• Exercise
Line by line, reproduce the records exactly.
Start of Provided records
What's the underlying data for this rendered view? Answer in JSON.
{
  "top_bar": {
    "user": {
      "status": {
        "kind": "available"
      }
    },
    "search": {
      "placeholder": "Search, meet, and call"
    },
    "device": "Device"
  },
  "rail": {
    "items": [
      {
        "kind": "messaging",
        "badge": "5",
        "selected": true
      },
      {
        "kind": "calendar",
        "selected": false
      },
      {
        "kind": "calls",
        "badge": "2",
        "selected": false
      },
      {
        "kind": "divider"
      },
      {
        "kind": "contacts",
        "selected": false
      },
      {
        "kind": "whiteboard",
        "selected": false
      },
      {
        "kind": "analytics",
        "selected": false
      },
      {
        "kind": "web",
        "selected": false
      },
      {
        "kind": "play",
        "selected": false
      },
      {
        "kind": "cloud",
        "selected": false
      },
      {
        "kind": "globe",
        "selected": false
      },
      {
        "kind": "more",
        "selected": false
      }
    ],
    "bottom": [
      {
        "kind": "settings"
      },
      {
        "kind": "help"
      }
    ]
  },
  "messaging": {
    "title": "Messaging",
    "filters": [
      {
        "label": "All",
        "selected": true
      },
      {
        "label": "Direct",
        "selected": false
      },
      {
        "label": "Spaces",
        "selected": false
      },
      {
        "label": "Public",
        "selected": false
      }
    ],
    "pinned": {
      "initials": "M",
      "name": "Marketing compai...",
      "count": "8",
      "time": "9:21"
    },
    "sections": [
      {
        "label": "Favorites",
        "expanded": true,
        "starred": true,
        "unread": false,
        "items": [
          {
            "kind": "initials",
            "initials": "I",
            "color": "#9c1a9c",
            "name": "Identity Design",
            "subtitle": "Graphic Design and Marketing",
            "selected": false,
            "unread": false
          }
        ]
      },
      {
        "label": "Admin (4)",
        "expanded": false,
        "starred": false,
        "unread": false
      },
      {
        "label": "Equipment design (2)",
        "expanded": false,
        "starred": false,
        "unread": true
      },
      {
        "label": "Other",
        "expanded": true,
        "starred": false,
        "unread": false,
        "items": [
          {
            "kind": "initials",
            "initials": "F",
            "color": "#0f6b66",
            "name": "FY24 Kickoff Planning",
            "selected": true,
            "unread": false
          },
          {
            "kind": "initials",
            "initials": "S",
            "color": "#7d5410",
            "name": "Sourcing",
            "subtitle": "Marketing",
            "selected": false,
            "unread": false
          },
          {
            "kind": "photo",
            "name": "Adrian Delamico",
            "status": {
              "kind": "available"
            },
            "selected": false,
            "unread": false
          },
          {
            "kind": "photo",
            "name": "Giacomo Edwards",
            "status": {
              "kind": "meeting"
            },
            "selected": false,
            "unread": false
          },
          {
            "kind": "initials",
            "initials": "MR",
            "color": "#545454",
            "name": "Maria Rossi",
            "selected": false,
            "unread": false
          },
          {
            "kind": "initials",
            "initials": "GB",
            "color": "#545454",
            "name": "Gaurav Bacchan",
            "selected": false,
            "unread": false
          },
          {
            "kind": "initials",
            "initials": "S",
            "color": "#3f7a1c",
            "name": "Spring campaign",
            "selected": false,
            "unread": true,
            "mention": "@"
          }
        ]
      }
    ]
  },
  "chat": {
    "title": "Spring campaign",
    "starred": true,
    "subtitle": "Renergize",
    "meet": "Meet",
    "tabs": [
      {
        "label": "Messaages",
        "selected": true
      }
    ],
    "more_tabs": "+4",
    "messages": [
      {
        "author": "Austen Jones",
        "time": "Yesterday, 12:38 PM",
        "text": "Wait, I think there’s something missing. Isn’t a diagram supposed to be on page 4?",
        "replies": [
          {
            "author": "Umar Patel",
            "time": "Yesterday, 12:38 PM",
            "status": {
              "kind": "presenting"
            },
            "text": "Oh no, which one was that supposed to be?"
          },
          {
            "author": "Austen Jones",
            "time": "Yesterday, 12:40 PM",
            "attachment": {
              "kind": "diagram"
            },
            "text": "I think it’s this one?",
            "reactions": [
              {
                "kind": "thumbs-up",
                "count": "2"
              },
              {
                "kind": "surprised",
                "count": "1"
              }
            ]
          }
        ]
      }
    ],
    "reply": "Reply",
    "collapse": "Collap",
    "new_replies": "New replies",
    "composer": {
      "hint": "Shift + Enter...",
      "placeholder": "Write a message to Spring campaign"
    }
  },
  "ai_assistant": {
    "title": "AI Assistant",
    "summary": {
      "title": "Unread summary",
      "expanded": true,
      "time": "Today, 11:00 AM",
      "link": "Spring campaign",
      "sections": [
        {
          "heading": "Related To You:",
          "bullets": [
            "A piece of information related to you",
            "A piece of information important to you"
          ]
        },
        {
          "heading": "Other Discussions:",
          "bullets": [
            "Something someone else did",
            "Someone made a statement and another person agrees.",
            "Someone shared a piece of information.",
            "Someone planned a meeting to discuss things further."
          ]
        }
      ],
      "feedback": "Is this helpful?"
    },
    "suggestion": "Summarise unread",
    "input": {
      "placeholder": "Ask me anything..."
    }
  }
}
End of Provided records
• Answer section
What's the underlying data for this rendered view? Answer in JSON.
{
  "top_bar": {
    "user": {
      "status": {
        "kind": "available"
      }
    },
    "search": {
      "placeholder": "Search, meet, and call"
    },
    "device": "Device"
  },
  "rail": {
    "items": [
      {
        "kind": "messaging",
        "badge": "5",
        "selected": true
      },
      {
        "kind": "calendar",
        "selected": false
      },
      {
        "kind": "calls",
        "badge": "2",
        "selected": false
      },
      {
        "kind": "divider"
      },
      {
        "kind": "contacts",
        "selected": false
      },
      {
        "kind": "whiteboard",
        "selected": false
      },
      {
        "kind": "analytics",
        "selected": false
      },
      {
        "kind": "web",
        "selected": false
      },
      {
        "kind": "play",
        "selected": false
      },
      {
        "kind": "cloud",
        "selected": false
      },
      {
        "kind": "globe",
        "selected": false
      },
      {
        "kind": "more",
        "selected": false
      }
    ],
    "bottom": [
      {
        "kind": "settings"
      },
      {
        "kind": "help"
      }
    ]
  },
  "messaging": {
    "title": "Messaging",
    "filters": [
      {
        "label": "All",
        "selected": true
      },
      {
        "label": "Direct",
        "selected": false
      },
      {
        "label": "Spaces",
        "selected": false
      },
      {
        "label": "Public",
        "selected": false
      }
    ],
    "pinned": {
      "initials": "M",
      "name": "Marketing compai...",
      "count": "8",
      "time": "9:21"
    },
    "sections": [
      {
        "label": "Favorites",
        "expanded": true,
        "starred": true,
        "unread": false,
        "items": [
          {
            "kind": "initials",
            "initials": "I",
            "color": "#9c1a9c",
            "name": "Identity Design",
            "subtitle": "Graphic Design and Marketing",
            "selected": false,
            "unread": false
          }
        ]
      },
      {
        "label": "Admin (4)",
        "expanded": false,
        "starred": false,
        "unread": false
      },
      {
        "label": "Equipment design (2)",
        "expanded": false,
        "starred": false,
        "unread": true
      },
      {
        "label": "Other",
        "expanded": true,
        "starred": false,
        "unread": false,
        "items": [
          {
            "kind": "initials",
            "initials": "F",
            "color": "#0f6b66",
            "name": "FY24 Kickoff Planning",
            "selected": true,
            "unread": false
          },
          {
            "kind": "initials",
            "initials": "S",
            "color": "#7d5410",
            "name": "Sourcing",
            "subtitle": "Marketing",
            "selected": false,
            "unread": false
          },
          {
            "kind": "photo",
            "name": "Adrian Delamico",
            "status": {
              "kind": "available"
            },
            "selected": false,
            "unread": false
          },
          {
            "kind": "photo",
            "name": "Giacomo Edwards",
            "status": {
              "kind": "meeting"
            },
            "selected": false,
            "unread": false
          },
          {
            "kind": "initials",
            "initials": "MR",
            "color": "#545454",
            "name": "Maria Rossi",
            "selected": false,
            "unread": false
          },
          {
            "kind": "initials",
            "initials": "GB",
            "color": "#545454",
            "name": "Gaurav Bacchan",
            "selected": false,
            "unread": false
          },
          {
            "kind": "initials",
            "initials": "S",
            "color": "#3f7a1c",
            "name": "Spring campaign",
            "selected": false,
            "unread": true,
            "mention": "@"
          }
        ]
      }
    ]
  },
  "chat": {
    "title": "Spring campaign",
    "starred": true,
    "subtitle": "Renergize",
    "meet": "Meet",
    "tabs": [
      {
        "label": "Messaages",
        "selected": true
      }
    ],
    "more_tabs": "+4",
    "messages": [
      {
        "author": "Austen Jones",
        "time": "Yesterday, 12:38 PM",
        "text": "Wait, I think there’s something missing. Isn’t a diagram supposed to be on page 4?",
        "replies": [
          {
            "author": "Umar Patel",
            "time": "Yesterday, 12:38 PM",
            "status": {
              "kind": "presenting"
            },
            "text": "Oh no, which one was that supposed to be?"
          },
          {
            "author": "Austen Jones",
            "time": "Yesterday, 12:40 PM",
            "attachment": {
              "kind": "diagram"
            },
            "text": "I think it’s this one?",
            "reactions": [
              {
                "kind": "thumbs-up",
                "count": "2"
              },
              {
                "kind": "surprised",
                "count": "1"
              }
            ]
          }
        ]
      }
    ],
    "reply": "Reply",
    "collapse": "Collap",
    "new_replies": "New replies",
    "composer": {
      "hint": "Shift + Enter...",
      "placeholder": "Write a message to Spring campaign"
    }
  },
  "ai_assistant": {
    "title": "AI Assistant",
    "summary": {
      "title": "Unread summary",
      "expanded": true,
      "time": "Today, 11:00 AM",
      "link": "Spring campaign",
      "sections": [
        {
          "heading": "Related To You:",
          "bullets": [
            "A piece of information related to you",
            "A piece of information important to you"
          ]
        },
        {
          "heading": "Other Discussions:",
          "bullets": [
            "Something someone else did",
            "Someone made a statement and another person agrees.",
            "Someone shared a piece of information.",
            "Someone planned a meeting to discuss things further."
          ]
        }
      ],
      "feedback": "Is this helpful?"
    },
    "suggestion": "Summarise unread",
    "input": {
      "placeholder": "Ask me anything..."
    }
  }
}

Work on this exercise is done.